- **Material for this exercise**
******************************

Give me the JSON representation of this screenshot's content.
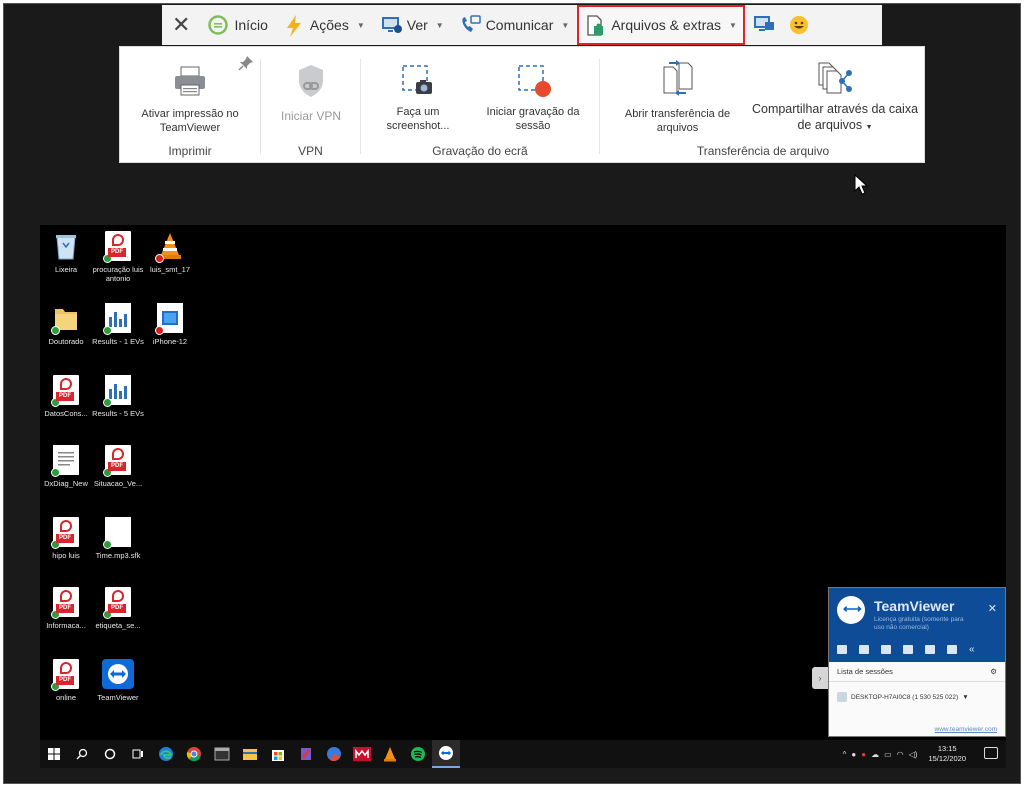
{
  "toolbar": {
    "close_label": "✕",
    "inicio": "Início",
    "acoes": "Ações",
    "ver": "Ver",
    "comunicar": "Comunicar",
    "arquivos": "Arquivos & extras",
    "highlight_color": "#e0232b"
  },
  "ribbon": {
    "imprimir": {
      "button": "Ativar impressão no TeamViewer",
      "title": "Imprimir"
    },
    "vpn": {
      "button": "Iniciar VPN",
      "title": "VPN"
    },
    "gravacao": {
      "screenshot": "Faça um screenshot...",
      "recording": "Iniciar gravação da sessão",
      "title": "Gravação do ecrã"
    },
    "transferencia": {
      "open": "Abrir transferência de arquivos",
      "share": "Compartilhar através da caixa de arquivos",
      "title": "Transferência de arquivo"
    }
  },
  "desktop": {
    "icons": [
      {
        "label": "Lixeira",
        "icon": "recycle-bin-icon"
      },
      {
        "label": "procuração luis antonio",
        "icon": "pdf-icon"
      },
      {
        "label": "luis_smt_17",
        "icon": "vlc-icon"
      },
      {
        "label": "Doutorado",
        "icon": "folder-icon"
      },
      {
        "label": "Results - 1 EVs",
        "icon": "chart-file-icon"
      },
      {
        "label": "iPhone-12",
        "icon": "image-file-icon"
      },
      {
        "label": "DatosCons...",
        "icon": "pdf-icon"
      },
      {
        "label": "Results - 5 EVs",
        "icon": "chart-file-icon"
      },
      {
        "label": "DxDiag_New",
        "icon": "text-file-icon"
      },
      {
        "label": "Situacao_Ve...",
        "icon": "pdf-icon"
      },
      {
        "label": "hipo luis",
        "icon": "pdf-icon"
      },
      {
        "label": "Time.mp3.sfk",
        "icon": "blank-file-icon"
      },
      {
        "label": "Informaca...",
        "icon": "pdf-icon"
      },
      {
        "label": "etiqueta_se...",
        "icon": "pdf-icon"
      },
      {
        "label": "online",
        "icon": "pdf-icon"
      },
      {
        "label": "TeamViewer",
        "icon": "teamviewer-icon"
      }
    ]
  },
  "taskbar": {
    "time": "13:15",
    "date": "15/12/2020"
  },
  "tvpanel": {
    "brand": "TeamViewer",
    "subtitle": "Licença gratuita (somente para uso não comercial)",
    "sessions_header": "Lista de sessões",
    "session_row": "DESKTOP-H7AI0C8 (1 530 525 022)",
    "footer_link": "www.teamviewer.com"
  }
}
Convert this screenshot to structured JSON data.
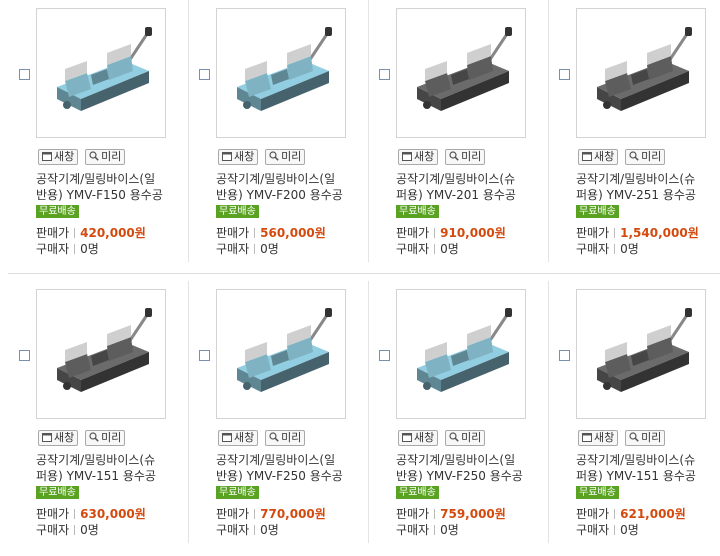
{
  "products": [
    {
      "new_window_label": "새창",
      "preview_label": "미리",
      "name_line1": "공작기계/밀링바이스(일",
      "name_line2": "반용) YMV-F150 용수공",
      "badge": "무료배송",
      "price_label": "판매가",
      "price": "420,000원",
      "buyers_label": "구매자",
      "buyers": "0명",
      "color": "#7fb3c4"
    },
    {
      "new_window_label": "새창",
      "preview_label": "미리",
      "name_line1": "공작기계/밀링바이스(일",
      "name_line2": "반용) YMV-F200 용수공",
      "badge": "무료배송",
      "price_label": "판매가",
      "price": "560,000원",
      "buyers_label": "구매자",
      "buyers": "0명",
      "color": "#7fb3c4"
    },
    {
      "new_window_label": "새창",
      "preview_label": "미리",
      "name_line1": "공작기계/밀링바이스(슈",
      "name_line2": "퍼용) YMV-201 용수공",
      "badge": "무료배송",
      "price_label": "판매가",
      "price": "910,000원",
      "buyers_label": "구매자",
      "buyers": "0명",
      "color": "#5d5d5d"
    },
    {
      "new_window_label": "새창",
      "preview_label": "미리",
      "name_line1": "공작기계/밀링바이스(슈",
      "name_line2": "퍼용) YMV-251 용수공",
      "badge": "무료배송",
      "price_label": "판매가",
      "price": "1,540,000원",
      "buyers_label": "구매자",
      "buyers": "0명",
      "color": "#5d5d5d"
    },
    {
      "new_window_label": "새창",
      "preview_label": "미리",
      "name_line1": "공작기계/밀링바이스(슈",
      "name_line2": "퍼용) YMV-151 용수공",
      "badge": "무료배송",
      "price_label": "판매가",
      "price": "630,000원",
      "buyers_label": "구매자",
      "buyers": "0명",
      "color": "#5d5d5d"
    },
    {
      "new_window_label": "새창",
      "preview_label": "미리",
      "name_line1": "공작기계/밀링바이스(일",
      "name_line2": "반용) YMV-F250 용수공",
      "badge": "무료배송",
      "price_label": "판매가",
      "price": "770,000원",
      "buyers_label": "구매자",
      "buyers": "0명",
      "color": "#7fb3c4"
    },
    {
      "new_window_label": "새창",
      "preview_label": "미리",
      "name_line1": "공작기계/밀링바이스(일",
      "name_line2": "반용) YMV-F250 용수공",
      "badge": "무료배송",
      "price_label": "판매가",
      "price": "759,000원",
      "buyers_label": "구매자",
      "buyers": "0명",
      "color": "#7fb3c4"
    },
    {
      "new_window_label": "새창",
      "preview_label": "미리",
      "name_line1": "공작기계/밀링바이스(슈",
      "name_line2": "퍼용) YMV-151 용수공",
      "badge": "무료배송",
      "price_label": "판매가",
      "price": "621,000원",
      "buyers_label": "구매자",
      "buyers": "0명",
      "color": "#5d5d5d"
    }
  ],
  "colors": {
    "price": "#d44a0e",
    "badge": "#5aa322"
  },
  "icons": {
    "new_window": "window-icon",
    "preview": "magnifier-icon",
    "product": "milling-vise-image"
  }
}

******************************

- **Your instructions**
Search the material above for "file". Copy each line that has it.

- **Answer to this task**
        "icon": "chart-file-icon"
        "icon": "image-file-icon"
        "icon": "chart-file-icon"
        "icon": "text-file-icon"
        "icon": "blank-file-icon"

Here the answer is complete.